« السابقةمتابعة »
A.M., LL.D., D.C.L., F.R.S., AND M.R.I.A.,
one of the Eight Associates of the Imperial Institute of France—Officer of the Legion of Honour—
$t to itb (obitic m.
V () L. II.
ED IN B U R G H :
x: i) C ("C. J., x.
Ergo vivida vis animi pervicit, et extra
Processit longe flammantia moenia mundi:
Atque omne immensum paraśravit mente animoque. Irror Trus.

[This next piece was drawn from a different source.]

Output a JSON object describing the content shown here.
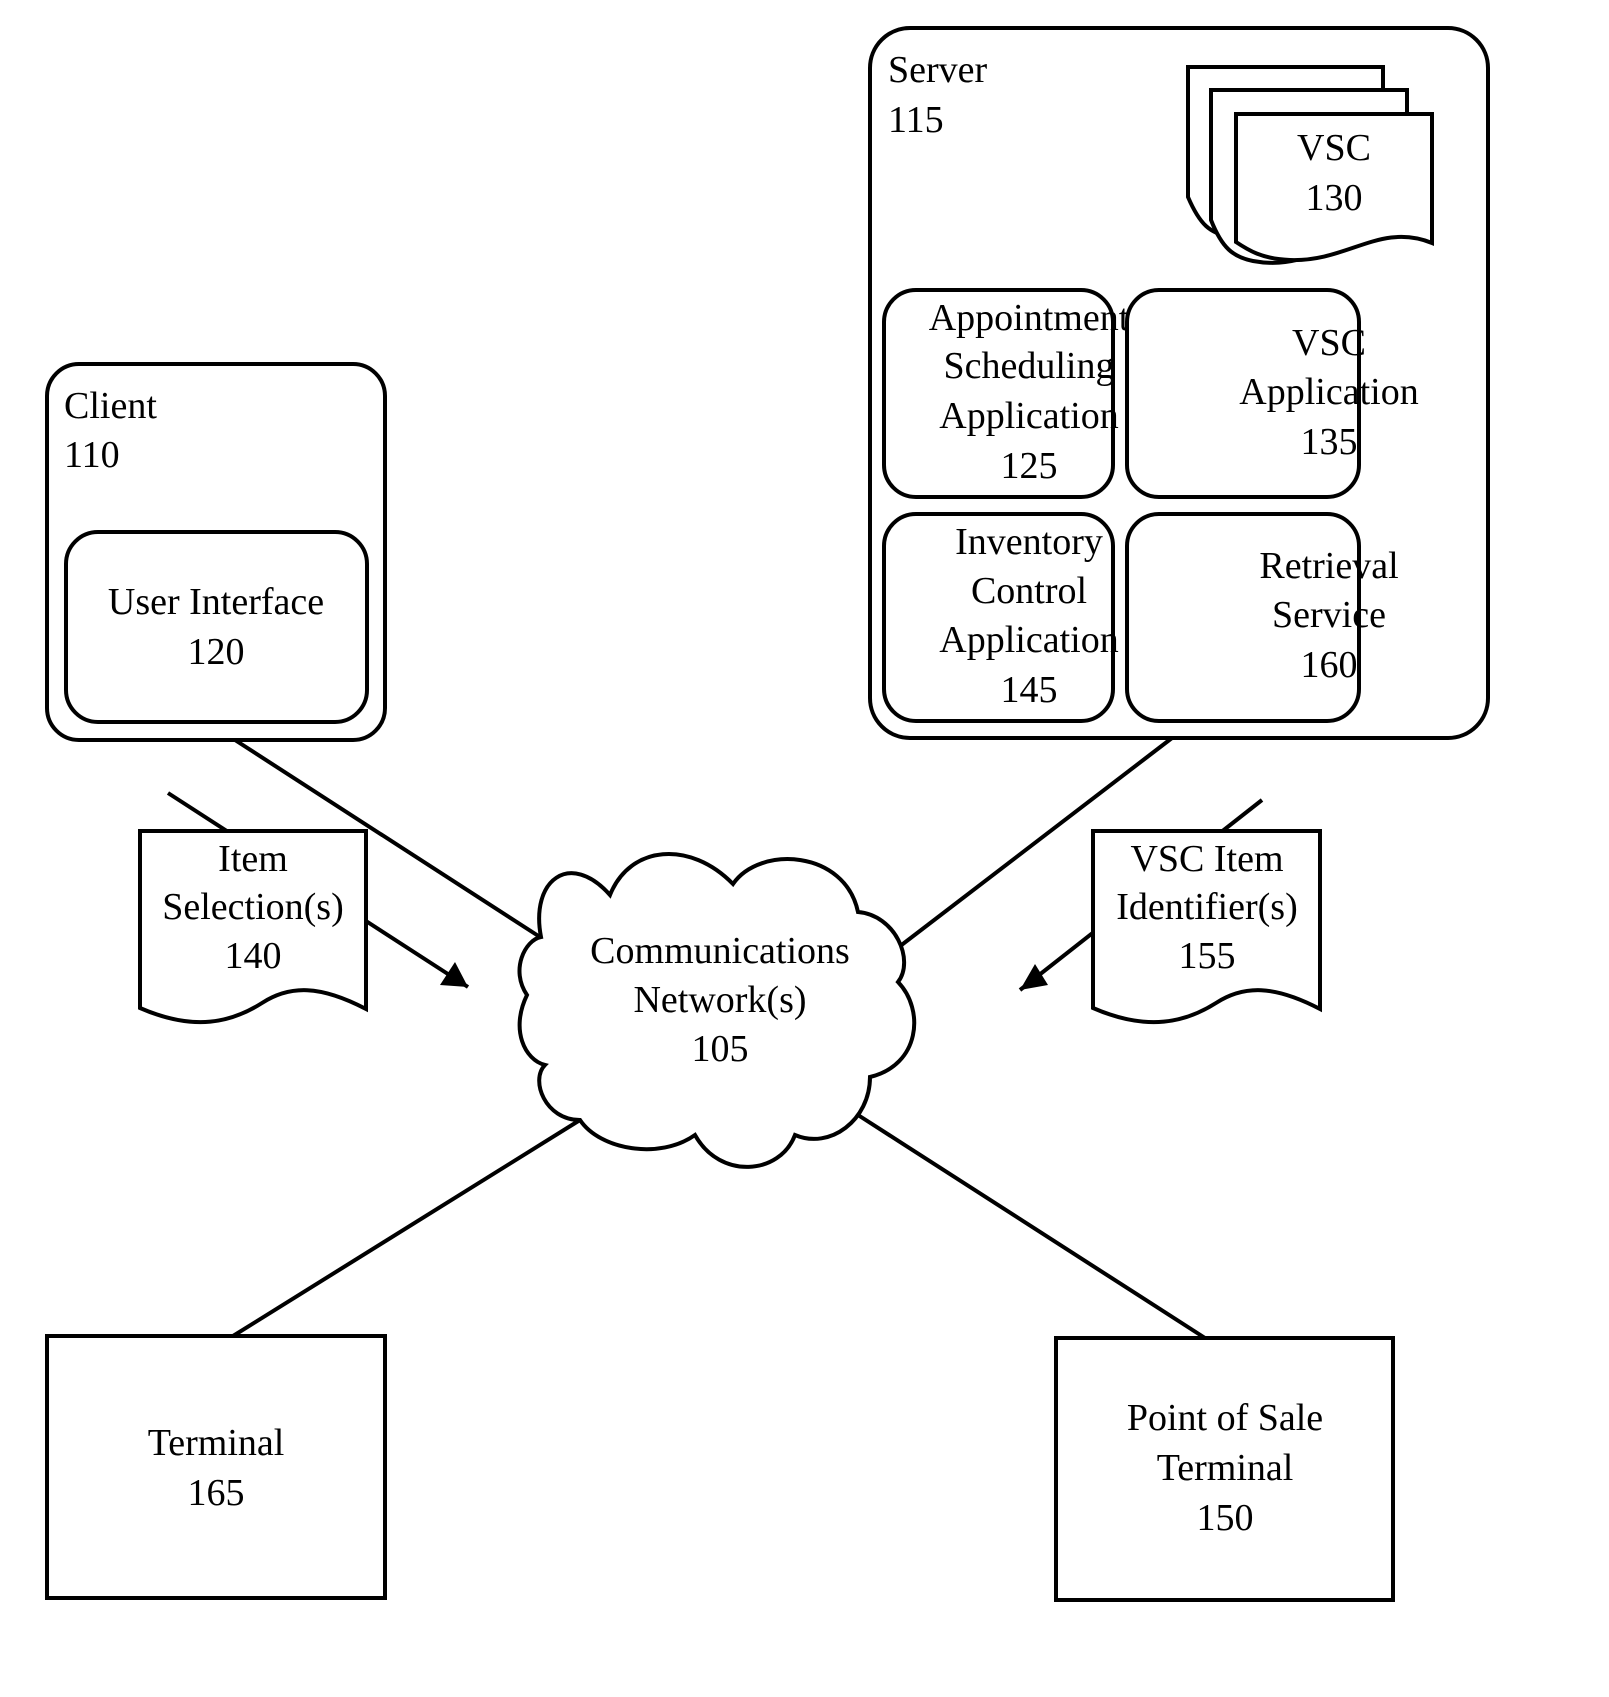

Tib. i. 1.73.
CHA PTER XVII.
Newton's health impaired—The Boyle Lectures by Bentley, who requests New-
ton's assistance—Newton's first Letter to Bentley on the Formation of the
Sun and Planets—His second Letter—Rotation of the Planets the result of
Divine power—His third Letter—Hypothesis of Matter evenly diffused—
Letter of Bentley to Newton—Reply to it by Newton in a fourth Letter—
Opinion of Plato examined—Supposed mental Illness of Newton ascribed
to the burning of his MSS.—Referred to in the Letters of Huygens and
Leibnitz—Made public by M. Biot–Mentioned in the Diary of Mr. De la
Pryme—The story referred to disproved—Newton's Papers burnt before
1684—Newton's Letter to Mr. Pepys—Letter of Mr. Pepys to Mr. Milling-
ton—Mr. Millington's reply—Mr. Pepys' second Letter to Mr. Millington—
Newton solves a Problem in Chances—His Letter to Locke—Reply of
Locke—Newton's Answer, explaining the cause of his Illness—His Critical
Letter to Dr. Mill—His Mind never in a state of derangement, but fitted
for the highest intellectual efforts, ..., - - - - ! •
Newton occupied with the Lunar Theory—His Correspondence with Flamsteed,
the Astronomer-Royal—Newton's Letters to Flamsteed, published by Mr.
Baily—Controversy which they occasioned—Flamsteed's Letters to Newton
discovered recently—Character of Flamsteed, in reference to this Contro-
versy—of Newton, and of Halley—All of them engaged, with different ob-
jects, in studying thc Lunar Theory—Newton applies to Flamsteed for
Observations on the Moon—And on the Refraction of the Atmosphere,
which Flamsteed transmits to him—Analysis of their Correspondence—
Flamsteed's bitterness against Halley—Differences between Newton and
Flamsteed—Flamsteed's ill health interferes with his supplying Newton
with Observations—Newton's impatience and expostulation with Flamsteed
—Justification of Flamsteed—Biot ascribes Newton's Letter to mental Ill-
mess—Refutation of this view of the subject—Newton never afflicted with
any mental disorder, . - - - - - - ... 108-134